In a limited military sweep of the old range in the early 1980s, a few residents turned in bazooka shells they were keeping at home as souvenirs.

``The true magnitude of this unfolding ecological disaster is masked by the Pentagon's unwillingness to complete a reliable inventory or adopt credible cleanup rules,'' said Jeff Ruch, executive director of Public Employees for Environmental Responsibility, another watchdog group.

The sites include anything the military used, from bus depots to what now are public airports and national wildlife refuges and forests.

Firefighters battling blazes in national forests have had to retreat when flames detonated old bombs, said Houghton, of the Center for Public Environmental Oversight.

``It's called cook-off. Firefighters were suddenly confronted by these blasts.''

The military identified 200 different chemicals that could be present at the sites. Some are unique to the munitions, and others are the pollutants seen at any civilian heavy industry site, said Corps spokeswoman Candice Walters.

Even if the government completes the task of clearing the millions of acres, the job might not be finished.

``If we have closed a site and someone finds something or has new information, we'll go back and look at it again,'' Walters said.

There's little doubt more will turn up.

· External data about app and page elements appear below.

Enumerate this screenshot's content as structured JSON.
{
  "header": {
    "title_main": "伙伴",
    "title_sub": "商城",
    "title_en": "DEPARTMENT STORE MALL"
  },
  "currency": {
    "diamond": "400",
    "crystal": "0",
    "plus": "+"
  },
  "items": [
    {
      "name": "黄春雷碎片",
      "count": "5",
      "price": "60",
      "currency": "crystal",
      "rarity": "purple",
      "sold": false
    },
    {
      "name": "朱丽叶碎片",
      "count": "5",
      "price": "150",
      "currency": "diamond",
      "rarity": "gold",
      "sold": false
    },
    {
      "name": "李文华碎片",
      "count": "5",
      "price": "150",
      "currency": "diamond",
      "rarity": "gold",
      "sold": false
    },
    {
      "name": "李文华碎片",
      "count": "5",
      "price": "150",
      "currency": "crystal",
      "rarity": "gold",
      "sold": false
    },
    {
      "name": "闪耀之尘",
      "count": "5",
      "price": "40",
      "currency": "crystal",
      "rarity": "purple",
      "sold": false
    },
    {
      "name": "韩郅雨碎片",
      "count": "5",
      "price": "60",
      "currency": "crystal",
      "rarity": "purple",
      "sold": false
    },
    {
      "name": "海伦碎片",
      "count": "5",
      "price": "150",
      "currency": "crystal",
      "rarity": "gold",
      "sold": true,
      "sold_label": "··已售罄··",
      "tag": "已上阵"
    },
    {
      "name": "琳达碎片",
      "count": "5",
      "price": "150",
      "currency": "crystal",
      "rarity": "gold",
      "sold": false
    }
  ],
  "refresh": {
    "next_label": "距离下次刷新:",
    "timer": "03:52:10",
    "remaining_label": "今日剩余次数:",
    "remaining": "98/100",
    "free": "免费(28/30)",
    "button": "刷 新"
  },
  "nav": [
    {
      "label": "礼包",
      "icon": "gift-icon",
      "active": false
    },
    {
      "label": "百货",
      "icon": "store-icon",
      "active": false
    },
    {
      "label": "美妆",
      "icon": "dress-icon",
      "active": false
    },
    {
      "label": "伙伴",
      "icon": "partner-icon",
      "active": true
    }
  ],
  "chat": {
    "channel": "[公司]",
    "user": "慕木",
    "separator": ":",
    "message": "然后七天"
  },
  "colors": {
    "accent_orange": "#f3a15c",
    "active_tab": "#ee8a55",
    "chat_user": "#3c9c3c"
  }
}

``You will always find a piece of ordnance in a place you don't expect it,'' Houghton said.

Reporter Brad Smith can be reached at

Reporter Brad Smith can be reached at bsmith@tampatrib 259-7365. Reporter Neil Johnson can be reached at njohnson@tampatrib.com


David Becker holds a facsimile of a canister that he said will most likely be unearthed in the search for mustard gas and bombs used in training troops during World War II.